The International Standards Organisation (ISO) has unveiled a draft version of the first set of global standards for drone operations and is inviting professionals, academics and businesses to submit comments by 21 January 2019.
The standards address operational requirements for aerial drones, with protocols for both safety and security – including the promotion of no-fly zones, the need for flight log protocols, maintenance, training and flight documentation.
They also address public concerns over privacy and data protection by requiring operators to have appropriate systems to handle data alongside communications and control planning when flying.

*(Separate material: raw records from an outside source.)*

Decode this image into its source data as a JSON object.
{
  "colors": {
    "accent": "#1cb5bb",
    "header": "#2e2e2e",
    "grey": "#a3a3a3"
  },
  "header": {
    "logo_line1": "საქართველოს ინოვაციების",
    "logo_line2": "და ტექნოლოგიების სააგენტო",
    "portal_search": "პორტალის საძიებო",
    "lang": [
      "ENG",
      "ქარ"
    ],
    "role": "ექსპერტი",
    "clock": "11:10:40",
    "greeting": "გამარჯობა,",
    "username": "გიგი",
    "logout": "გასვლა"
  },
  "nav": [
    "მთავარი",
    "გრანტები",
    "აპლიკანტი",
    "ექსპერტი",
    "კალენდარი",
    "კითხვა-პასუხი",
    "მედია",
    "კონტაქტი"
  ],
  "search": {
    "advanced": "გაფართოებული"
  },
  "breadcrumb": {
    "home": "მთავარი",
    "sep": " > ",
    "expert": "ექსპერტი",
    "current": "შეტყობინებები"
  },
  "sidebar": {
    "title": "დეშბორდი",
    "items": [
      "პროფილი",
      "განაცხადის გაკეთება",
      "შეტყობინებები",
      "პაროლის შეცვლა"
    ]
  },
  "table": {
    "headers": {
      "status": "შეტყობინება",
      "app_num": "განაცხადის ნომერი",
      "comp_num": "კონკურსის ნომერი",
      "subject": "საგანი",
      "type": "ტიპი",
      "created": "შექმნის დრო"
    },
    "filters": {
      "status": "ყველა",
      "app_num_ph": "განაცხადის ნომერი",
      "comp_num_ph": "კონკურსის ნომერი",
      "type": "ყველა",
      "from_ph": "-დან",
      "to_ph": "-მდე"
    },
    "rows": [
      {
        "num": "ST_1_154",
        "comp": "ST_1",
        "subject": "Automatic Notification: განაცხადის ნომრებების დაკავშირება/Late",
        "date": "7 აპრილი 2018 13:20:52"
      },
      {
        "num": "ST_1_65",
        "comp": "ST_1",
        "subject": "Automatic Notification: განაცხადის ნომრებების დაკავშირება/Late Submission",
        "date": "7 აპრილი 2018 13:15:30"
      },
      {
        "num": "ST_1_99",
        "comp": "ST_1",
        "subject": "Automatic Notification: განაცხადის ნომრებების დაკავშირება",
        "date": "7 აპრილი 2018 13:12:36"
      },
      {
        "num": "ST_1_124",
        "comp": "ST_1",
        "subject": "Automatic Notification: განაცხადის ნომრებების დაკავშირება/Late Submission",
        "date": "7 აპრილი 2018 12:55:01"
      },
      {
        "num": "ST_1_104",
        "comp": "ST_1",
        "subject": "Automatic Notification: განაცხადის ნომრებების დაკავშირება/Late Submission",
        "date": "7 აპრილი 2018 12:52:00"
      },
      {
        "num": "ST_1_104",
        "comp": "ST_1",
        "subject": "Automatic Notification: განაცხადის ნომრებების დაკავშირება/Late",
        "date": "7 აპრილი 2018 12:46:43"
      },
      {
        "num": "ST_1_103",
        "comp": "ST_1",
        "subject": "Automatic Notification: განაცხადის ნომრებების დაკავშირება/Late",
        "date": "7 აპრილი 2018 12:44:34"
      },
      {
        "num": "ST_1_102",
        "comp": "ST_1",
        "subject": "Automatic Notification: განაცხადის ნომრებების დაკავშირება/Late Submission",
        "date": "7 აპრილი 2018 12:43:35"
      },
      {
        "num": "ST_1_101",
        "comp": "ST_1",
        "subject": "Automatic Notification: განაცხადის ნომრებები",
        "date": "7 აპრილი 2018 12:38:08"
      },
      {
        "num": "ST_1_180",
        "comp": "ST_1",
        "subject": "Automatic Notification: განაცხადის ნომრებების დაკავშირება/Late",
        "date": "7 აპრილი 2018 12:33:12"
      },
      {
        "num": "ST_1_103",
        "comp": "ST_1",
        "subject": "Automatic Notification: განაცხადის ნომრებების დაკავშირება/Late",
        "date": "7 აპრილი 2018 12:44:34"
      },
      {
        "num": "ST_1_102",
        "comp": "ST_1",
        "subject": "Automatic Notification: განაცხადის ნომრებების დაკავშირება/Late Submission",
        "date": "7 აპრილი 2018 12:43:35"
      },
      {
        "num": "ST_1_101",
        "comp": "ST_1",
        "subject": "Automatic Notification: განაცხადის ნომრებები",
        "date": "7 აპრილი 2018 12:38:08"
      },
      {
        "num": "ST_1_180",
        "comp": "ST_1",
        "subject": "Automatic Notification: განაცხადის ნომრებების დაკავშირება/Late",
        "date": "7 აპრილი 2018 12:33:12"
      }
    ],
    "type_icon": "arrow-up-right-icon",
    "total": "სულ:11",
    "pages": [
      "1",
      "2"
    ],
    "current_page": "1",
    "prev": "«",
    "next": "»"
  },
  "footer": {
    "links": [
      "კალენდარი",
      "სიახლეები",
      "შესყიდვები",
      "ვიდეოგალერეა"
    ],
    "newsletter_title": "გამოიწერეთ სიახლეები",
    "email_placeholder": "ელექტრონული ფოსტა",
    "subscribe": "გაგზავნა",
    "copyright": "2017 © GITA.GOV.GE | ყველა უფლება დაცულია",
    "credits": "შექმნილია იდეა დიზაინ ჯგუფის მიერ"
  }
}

There are many instances where drones are used in the Australian mining sector, most notably by keeping workers out of harm’s way. They can be found in some of BHP’s coal mines in Queensland, for example, used to ensure areas are clear before a blast takes place and to track fumes post-blast.
Drones can also be operated to improve road safety on sites, by monitoring traffic, road conditions and hazards or used maintenance teams to help inspect overhead cranes, towers and roofs of buildings to avoid working at height.
The ISO believes that the drone operation standards is a step towards improving public perceptions surrounding drone technology, ultimately triggering a boom market and spurring market growth across the globe.
Draft International Standards for Drone Operations convenor, Robert Garbett, explained that the standards is a result of ‘three years of hard work’, with significant international cooperation between standards bodies across the world.
Garbett added that final adoption of the standards is expected worldwide in 2019, with more to be developed that will cover drone use in other environments such as ground, water, and space.
“These standards will undoubtedly lead to a new confidence in safety, security and compliance within this dynamic industry, resulting in a massive expansion in the availability and use of drone technology in the years to come.”
“My conversations with drone buyers, manufacturers, users and the wider public indicate that these standards are warmly and enthusiastically welcomed by all. I would encourage all those with an interest in drones to engage with the consultation process so that no stone has been left unturned in our quest for the creation and adoption of best-practice drone standards,” Mr Garbett said.